*very*difficult problem, and strongly dependent upon the prior probabilities of the hypothesized models matching up with the "true" model to some degree.

In the absence of any knowledge about the "true" model, things get more complicated. Some theories suggest that there should always be a bias towards simpler models, while others contradict this idea. In any case, the prior distribution over the space of hypotheses turns out to be critical to the process of inference.

Therefore, any way of gaining better intuitions about the underlying distribution of a given class of hypotheses/models is of particular interest to me.

In this post, I briefly explore some simple behavioral distributions of my own personal favorite class of models - discrete time recurrent neural networks (RNNs).

First, I randomly created a large number of extremely simple RNNs, each having the following architecture:

The link weights were chosen randomly from a normal distribution with zero mean and a variance of 4.

Each randomly generated RNN was given an "impulse" input of 1.0 at the first time step, and 0.0 thereafter, and run for 10 time steps. The output of the RNN was collected and discretized to binary strings of length 10. Thus, there were exactly 1024 (2

^{10}) possible unique "behaviors" that could be displayed by an RNN.

Most behaviors turned out to be very simple - all zeroes or all ones, but there were a range of other behaviors as well. I decided to plot the behaviors as a histogram. Here are the results:

The original image (before scaling) is precisely 1024 by 500 pixels. Each pixel of the x-axis represents a different RNN "behavior", starting with 0000000000 at the left, and ending with 1111111111 at the right. (I considered ordering them by Gray code, but haven't implemented that just yet.) The height of the intervals in the y-axis are proportional to the natural log of the frequency of that particular behavior.

The two most immediately apparent aspects of the histogram are its symmetry and sparsity.

The edges of the histogram represent the most frequent (and simplest) behaviors - constant output of zeroes (left), and constant output of ones (right).

The two peaks nearer the center of the image occur at locations #341 and #682 along the x-axis, which, when converted to binary strings, produce the sequences 0101010101 and 1010101010, respectively. With a little thought, it is not difficult to see why these particular behaviors are so common - they can be represented by the following, extremely simple finite state machine:

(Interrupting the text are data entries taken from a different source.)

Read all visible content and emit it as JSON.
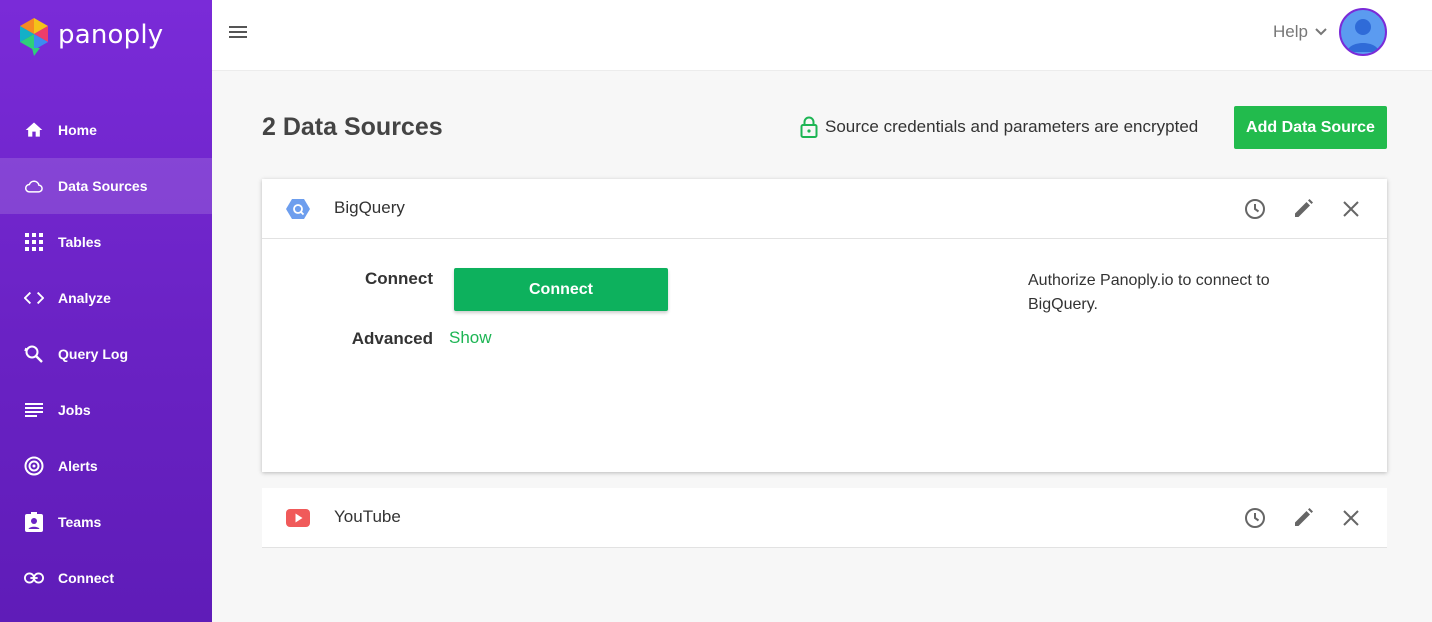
{
  "app": {
    "logo_text": "panoply"
  },
  "sidebar": {
    "items": [
      {
        "label": "Home",
        "icon": "home-icon"
      },
      {
        "label": "Data Sources",
        "icon": "cloud-icon",
        "active": true
      },
      {
        "label": "Tables",
        "icon": "grid-icon"
      },
      {
        "label": "Analyze",
        "icon": "code-icon"
      },
      {
        "label": "Query Log",
        "icon": "search-history-icon"
      },
      {
        "label": "Jobs",
        "icon": "list-icon"
      },
      {
        "label": "Alerts",
        "icon": "alert-target-icon"
      },
      {
        "label": "Teams",
        "icon": "team-badge-icon"
      },
      {
        "label": "Connect",
        "icon": "link-icon"
      }
    ]
  },
  "header": {
    "help_label": "Help"
  },
  "main": {
    "title": "2 Data Sources",
    "encrypted_note": "Source credentials and parameters are encrypted",
    "add_button": "Add Data Source",
    "sources": [
      {
        "name": "BigQuery",
        "expanded": true,
        "connect_label": "Connect",
        "connect_button": "Connect",
        "advanced_label": "Advanced",
        "advanced_link": "Show",
        "description": "Authorize Panoply.io to connect to BigQuery."
      },
      {
        "name": "YouTube",
        "expanded": false
      }
    ]
  },
  "colors": {
    "sidebar": "#6a22c4",
    "accent_green": "#22bb4d",
    "link_green": "#1db554"
  }
}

So it appears that these very simple RNNs are able emulate some correspondingly simple finite state machines. But, as can be seen by all of the gaps in the histogram, there are a lot of behaviors that simply never occur. As an example, sequence #589 (1001001101) never happens.

The really interesting thing I found is that these gaps in behavior are not an inherent limitation of simple RNNs, but rather, they are a limitation simple RNNs that use sigmoidal activation functions:

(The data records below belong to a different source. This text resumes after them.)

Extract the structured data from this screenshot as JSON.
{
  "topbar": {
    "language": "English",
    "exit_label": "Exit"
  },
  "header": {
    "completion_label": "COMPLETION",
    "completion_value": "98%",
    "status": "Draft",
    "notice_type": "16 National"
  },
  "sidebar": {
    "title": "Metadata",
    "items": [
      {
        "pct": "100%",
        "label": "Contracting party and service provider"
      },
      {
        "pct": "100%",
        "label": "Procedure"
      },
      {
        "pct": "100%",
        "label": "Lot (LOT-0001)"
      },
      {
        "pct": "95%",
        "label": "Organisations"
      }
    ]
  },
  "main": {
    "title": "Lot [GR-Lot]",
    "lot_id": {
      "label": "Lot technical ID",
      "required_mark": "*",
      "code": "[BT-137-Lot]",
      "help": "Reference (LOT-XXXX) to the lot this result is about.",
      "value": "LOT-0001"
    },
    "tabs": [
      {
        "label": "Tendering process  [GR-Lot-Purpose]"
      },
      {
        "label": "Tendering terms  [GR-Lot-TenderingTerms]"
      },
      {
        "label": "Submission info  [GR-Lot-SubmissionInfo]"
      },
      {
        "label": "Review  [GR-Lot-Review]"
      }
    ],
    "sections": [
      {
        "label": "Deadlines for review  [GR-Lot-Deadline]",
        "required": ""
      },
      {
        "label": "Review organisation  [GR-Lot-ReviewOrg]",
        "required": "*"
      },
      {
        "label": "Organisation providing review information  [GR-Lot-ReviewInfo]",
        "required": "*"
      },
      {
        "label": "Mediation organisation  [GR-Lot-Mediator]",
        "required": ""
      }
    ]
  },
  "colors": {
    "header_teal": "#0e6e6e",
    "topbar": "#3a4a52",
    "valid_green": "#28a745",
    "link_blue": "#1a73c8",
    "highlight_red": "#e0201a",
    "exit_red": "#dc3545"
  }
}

If instead, a sinusoidal activation function is used, we get very different results!

Here is another histogram of the exact same experimental setup, but this time using sinusoids as the hidden nodes of the RNNs:

The difference is stunning. All 1024 binary sequences are produced!

Empirically, I have previously noticed that sinusoidal RNNs used for neuroevolution massively outperform sigmoidal ones on a wide range of tasks. I believe that now this can be at least partially explained by the fact that RNNs with sinusoidal neurons appear to have a much broader and more evenly distributed coverage of possible behaviors.

In summary: RNNs using sinusoidal hidden neurons appear to produce a more uniform prior over the space of possible dynamical models, which in turn enhances their learning capabilities over a wide range of problems.